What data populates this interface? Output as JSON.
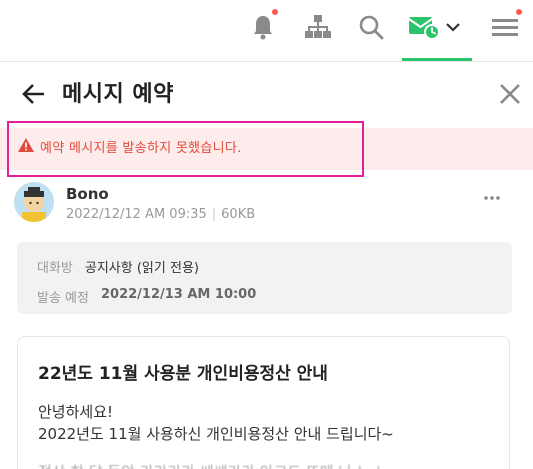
{
  "header": {
    "title": "메시지 예약"
  },
  "alert": {
    "message": "예약 메시지를 발송하지 못했습니다."
  },
  "author": {
    "name": "Bono",
    "datetime": "2022/12/12 AM 09:35",
    "size": "60KB"
  },
  "info": {
    "room_label": "대화방",
    "room_value": "공지사항 (읽기 전용)",
    "schedule_label": "발송 예정",
    "schedule_value": "2022/12/13 AM 10:00"
  },
  "message": {
    "title": "22년도 11월 사용분 개인비용정산 안내",
    "line1": "안녕하세요!",
    "line2": "2022년도 11월 사용하신 개인비용정산 안내 드립니다~",
    "line3": "정산 한 달 동안 라라라라 쌔쌔라라 아크드 뜨메 나 노 느"
  },
  "colors": {
    "accent": "#2bc36b",
    "alert_text": "#e24a3c",
    "alert_bg": "#fdecec",
    "highlight": "#e81d9a",
    "notification_dot": "#ff5a4c"
  },
  "icons": {
    "toolbar": [
      "bell-icon",
      "org-chart-icon",
      "search-icon",
      "scheduled-mail-icon",
      "chevron-down-icon",
      "menu-icon"
    ],
    "header": [
      "back-arrow-icon",
      "close-icon"
    ],
    "alert": "warning-icon",
    "author": "more-icon"
  }
}
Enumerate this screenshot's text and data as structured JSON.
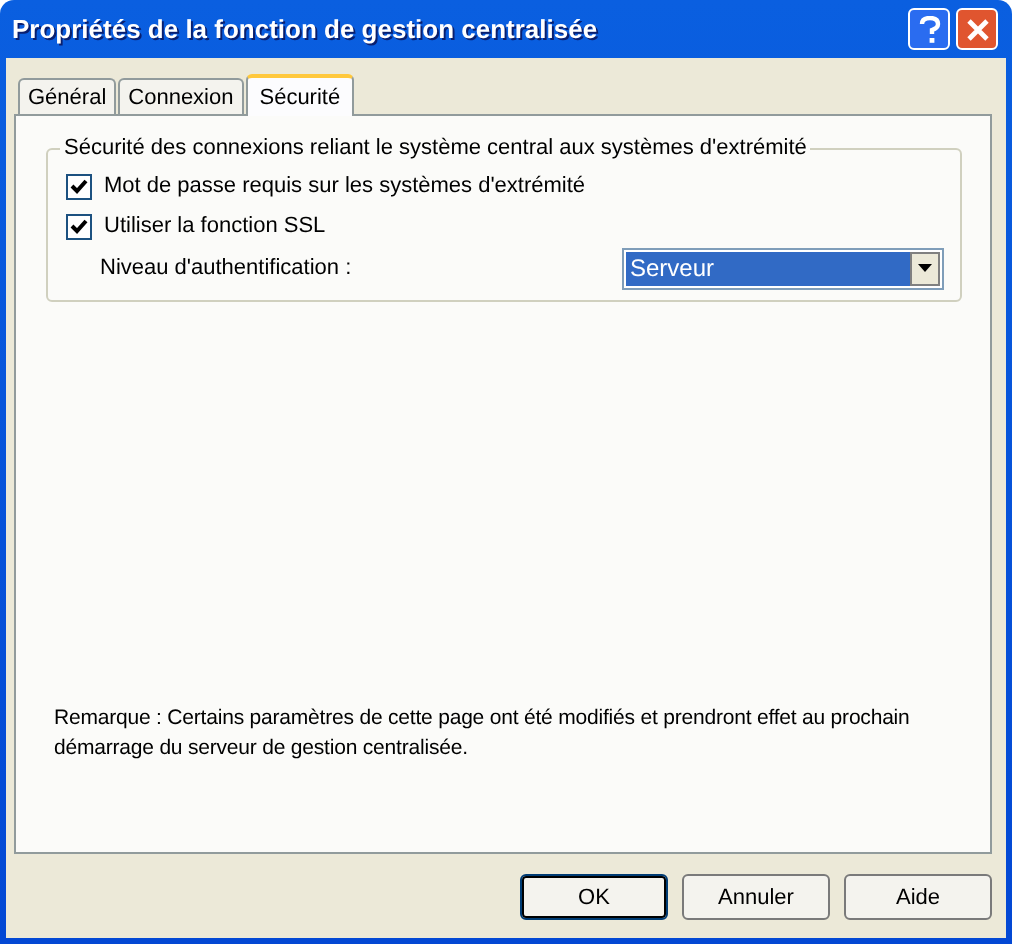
{
  "window": {
    "title": "Propriétés de la fonction de gestion centralisée"
  },
  "tabs": [
    {
      "label": "Général",
      "selected": false
    },
    {
      "label": "Connexion",
      "selected": false
    },
    {
      "label": "Sécurité",
      "selected": true
    }
  ],
  "group": {
    "title": "Sécurité des connexions reliant le système central aux systèmes d'extrémité",
    "checkboxes": [
      {
        "label": "Mot de passe requis sur les systèmes d'extrémité",
        "checked": true
      },
      {
        "label": "Utiliser la fonction SSL",
        "checked": true
      }
    ],
    "auth_level": {
      "label": "Niveau d'authentification :",
      "value": "Serveur"
    }
  },
  "note": "Remarque : Certains paramètres de cette page ont été modifiés et prendront effet au prochain démarrage du serveur de gestion centralisée.",
  "buttons": [
    {
      "label": "OK",
      "default": true
    },
    {
      "label": "Annuler",
      "default": false
    },
    {
      "label": "Aide",
      "default": false
    }
  ]
}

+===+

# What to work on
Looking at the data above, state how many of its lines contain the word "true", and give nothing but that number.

# Result for this exercise
4